“They said I’m ugly, I’m fat, I can’t dance, and I should just go and hide because there’s no way I would ever make it,” Cinkle later told the Orange County Register. “They saw me for four seconds. They don’t know who I am. They’re just judging me for that dance.”
So 14-year-old Crinkle has channeled her 15 minutes of fame into causes she most cared about. She started That Girl in Pink Foundation, a non-profit organization dedicated to raising awareness, involvement, and support for causes that affect kids like cyber bullying, dating violence, depression, eating disorders, and LGBT support. It’s not a surprise for the kid who’s already written a book for kids on how to handle cyber bullying, That Girl in Pink’s Internet Survival Guide .
Crinkle has just released her own hit viral single, “Can You See Me Now?” She wrote the song after reading what other teens were divulging about their lives at sixbillionsecrets.com and recorded it with music producers who’ve worked with Christina Aguilera and Rihanna. Now all proceeds go to three teen charities: The Trevor Project, To Write Love on Her Arms (TWLOHA), and GLSEN.

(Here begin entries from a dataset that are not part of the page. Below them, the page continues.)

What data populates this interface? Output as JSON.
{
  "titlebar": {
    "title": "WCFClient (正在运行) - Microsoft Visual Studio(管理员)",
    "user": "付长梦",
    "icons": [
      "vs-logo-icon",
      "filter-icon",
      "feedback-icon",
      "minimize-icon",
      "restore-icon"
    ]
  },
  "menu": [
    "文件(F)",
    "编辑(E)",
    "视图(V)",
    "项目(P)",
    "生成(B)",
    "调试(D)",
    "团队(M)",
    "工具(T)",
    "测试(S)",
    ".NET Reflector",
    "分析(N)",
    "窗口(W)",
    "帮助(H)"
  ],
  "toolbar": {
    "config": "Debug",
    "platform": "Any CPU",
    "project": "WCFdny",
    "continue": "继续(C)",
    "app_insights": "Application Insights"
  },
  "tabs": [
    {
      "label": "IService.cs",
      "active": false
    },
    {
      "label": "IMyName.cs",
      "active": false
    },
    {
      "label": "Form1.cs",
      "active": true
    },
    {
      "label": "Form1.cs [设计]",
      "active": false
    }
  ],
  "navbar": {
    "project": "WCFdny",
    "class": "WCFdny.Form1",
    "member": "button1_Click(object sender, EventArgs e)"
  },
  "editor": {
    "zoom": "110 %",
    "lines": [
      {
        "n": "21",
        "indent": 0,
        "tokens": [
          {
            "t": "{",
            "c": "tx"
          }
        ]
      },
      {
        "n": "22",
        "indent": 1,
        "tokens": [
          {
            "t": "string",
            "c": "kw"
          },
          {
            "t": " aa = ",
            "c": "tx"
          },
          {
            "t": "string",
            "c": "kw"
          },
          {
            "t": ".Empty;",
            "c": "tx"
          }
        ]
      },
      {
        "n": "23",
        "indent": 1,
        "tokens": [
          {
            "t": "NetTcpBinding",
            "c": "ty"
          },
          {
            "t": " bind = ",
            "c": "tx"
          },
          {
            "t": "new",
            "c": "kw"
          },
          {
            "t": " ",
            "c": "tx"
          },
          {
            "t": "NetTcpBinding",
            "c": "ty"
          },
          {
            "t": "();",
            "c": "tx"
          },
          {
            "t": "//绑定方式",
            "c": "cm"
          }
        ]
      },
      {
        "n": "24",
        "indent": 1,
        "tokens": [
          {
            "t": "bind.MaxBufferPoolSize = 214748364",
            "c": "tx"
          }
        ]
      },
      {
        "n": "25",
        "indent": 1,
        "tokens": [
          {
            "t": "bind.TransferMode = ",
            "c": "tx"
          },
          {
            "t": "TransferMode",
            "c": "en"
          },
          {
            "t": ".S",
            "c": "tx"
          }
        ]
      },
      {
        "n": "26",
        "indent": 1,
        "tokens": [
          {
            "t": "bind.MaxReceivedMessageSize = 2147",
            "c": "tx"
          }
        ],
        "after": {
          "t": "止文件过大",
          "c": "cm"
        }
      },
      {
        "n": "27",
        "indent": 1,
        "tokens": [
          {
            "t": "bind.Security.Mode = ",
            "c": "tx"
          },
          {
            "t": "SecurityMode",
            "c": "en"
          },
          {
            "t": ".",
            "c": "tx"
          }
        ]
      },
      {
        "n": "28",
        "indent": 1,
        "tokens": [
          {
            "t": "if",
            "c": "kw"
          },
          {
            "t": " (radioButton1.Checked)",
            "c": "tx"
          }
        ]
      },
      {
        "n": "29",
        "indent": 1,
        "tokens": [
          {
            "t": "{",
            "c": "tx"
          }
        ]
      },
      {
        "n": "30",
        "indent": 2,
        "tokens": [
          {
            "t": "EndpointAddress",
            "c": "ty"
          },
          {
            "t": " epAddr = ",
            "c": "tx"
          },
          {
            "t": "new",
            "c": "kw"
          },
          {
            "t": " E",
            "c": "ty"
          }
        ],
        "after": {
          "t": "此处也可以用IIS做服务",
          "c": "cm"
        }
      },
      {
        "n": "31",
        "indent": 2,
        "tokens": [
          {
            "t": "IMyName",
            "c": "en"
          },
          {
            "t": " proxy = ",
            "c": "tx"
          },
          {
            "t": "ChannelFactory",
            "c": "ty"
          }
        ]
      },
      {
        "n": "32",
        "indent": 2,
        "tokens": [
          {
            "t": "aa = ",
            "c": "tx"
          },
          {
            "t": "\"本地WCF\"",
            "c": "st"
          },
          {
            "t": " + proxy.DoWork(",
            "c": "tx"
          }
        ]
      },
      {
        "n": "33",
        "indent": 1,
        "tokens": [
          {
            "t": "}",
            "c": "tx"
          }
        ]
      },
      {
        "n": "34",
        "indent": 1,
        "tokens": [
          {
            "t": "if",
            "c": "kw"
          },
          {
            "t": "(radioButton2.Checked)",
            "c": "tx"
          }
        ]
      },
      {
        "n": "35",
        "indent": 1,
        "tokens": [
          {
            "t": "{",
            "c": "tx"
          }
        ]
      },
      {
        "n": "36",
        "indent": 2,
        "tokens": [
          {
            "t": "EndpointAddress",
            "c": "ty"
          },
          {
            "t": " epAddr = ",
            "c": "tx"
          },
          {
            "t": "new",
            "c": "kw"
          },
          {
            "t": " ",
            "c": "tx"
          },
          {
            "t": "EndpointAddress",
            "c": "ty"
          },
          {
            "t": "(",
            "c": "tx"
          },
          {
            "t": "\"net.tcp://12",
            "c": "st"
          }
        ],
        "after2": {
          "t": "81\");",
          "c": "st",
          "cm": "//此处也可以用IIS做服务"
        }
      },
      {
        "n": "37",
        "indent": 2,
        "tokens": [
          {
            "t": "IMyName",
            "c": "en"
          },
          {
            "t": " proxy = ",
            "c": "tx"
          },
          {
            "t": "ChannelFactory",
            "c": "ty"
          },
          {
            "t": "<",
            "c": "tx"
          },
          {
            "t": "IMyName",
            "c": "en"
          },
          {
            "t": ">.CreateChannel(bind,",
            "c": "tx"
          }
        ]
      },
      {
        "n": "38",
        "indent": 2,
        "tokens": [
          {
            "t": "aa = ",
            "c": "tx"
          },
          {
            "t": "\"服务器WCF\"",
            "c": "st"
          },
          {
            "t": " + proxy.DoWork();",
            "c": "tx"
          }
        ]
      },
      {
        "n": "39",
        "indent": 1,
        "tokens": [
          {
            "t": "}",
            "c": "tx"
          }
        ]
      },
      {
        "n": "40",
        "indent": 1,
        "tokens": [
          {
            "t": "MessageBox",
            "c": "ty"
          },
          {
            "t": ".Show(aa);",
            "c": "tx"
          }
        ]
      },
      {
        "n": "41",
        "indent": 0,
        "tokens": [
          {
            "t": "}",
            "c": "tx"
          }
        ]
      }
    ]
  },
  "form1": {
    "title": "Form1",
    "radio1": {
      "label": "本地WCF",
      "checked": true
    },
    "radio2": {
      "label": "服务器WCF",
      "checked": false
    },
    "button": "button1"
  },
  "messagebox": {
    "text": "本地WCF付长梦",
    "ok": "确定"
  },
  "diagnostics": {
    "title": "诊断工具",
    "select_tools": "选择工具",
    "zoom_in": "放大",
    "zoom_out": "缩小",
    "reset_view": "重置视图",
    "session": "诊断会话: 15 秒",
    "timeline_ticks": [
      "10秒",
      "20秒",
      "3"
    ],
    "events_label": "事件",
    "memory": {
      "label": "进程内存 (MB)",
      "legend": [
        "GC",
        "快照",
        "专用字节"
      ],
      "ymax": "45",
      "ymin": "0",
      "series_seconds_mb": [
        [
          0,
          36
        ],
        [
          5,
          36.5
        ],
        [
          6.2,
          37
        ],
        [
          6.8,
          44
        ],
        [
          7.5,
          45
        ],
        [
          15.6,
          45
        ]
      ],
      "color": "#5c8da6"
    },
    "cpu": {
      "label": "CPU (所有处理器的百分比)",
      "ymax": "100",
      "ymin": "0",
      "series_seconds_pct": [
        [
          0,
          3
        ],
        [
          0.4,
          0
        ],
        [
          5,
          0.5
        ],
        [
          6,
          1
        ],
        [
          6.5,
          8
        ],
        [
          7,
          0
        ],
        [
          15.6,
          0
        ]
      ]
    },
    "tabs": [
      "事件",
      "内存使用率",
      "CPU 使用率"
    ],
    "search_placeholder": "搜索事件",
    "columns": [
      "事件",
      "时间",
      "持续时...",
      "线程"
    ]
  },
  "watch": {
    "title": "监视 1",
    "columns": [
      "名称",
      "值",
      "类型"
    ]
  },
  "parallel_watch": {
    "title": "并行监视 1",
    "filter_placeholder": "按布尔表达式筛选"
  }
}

Another young musician released an even more diverse anti-bullying video earlier this year: Holly Elle’s “Freak” offers a decidedly more grown up flavor but features a fascinating and provocative mix of LGBT kids and others who are marginalized like a little persons, an amputee, a fat chick. Already a small viral hit, “Freak” was penned in response to the increase in bully-related suicides throughout the country — and aimed at increasing awareness of the epidemic.
“Bullying is something we’ve all had experience with,” says Elle, who wrote the song with Canadian singer-songwriter Freddy Litwiniuk “Bullying is something we’ve all had experiences with. Whether we were the victim, the perpetrator, or a witness, we can all relate and it strikes a chord. This video is for anyone who has ever felt different, so that they may see that being different is beautiful.”
A classically trained Canadian crooner, Elle has one solo album and two group CDs under her belt and a fast-growing LGBT fan base. But, she wants everyone to think of her, too, as just one of the freaks. She points to her own lyrics: “As the song says, ‘It really don't matter if a girl do a boy do a boy do a boy do a girl do a girl do a boy.’ The whole point of the song is to say that sexual preference doesn't matter, and it feels contrary to the message to turn around and say here’s my preference! So the answer is I don't say. I'm not interested in labels.”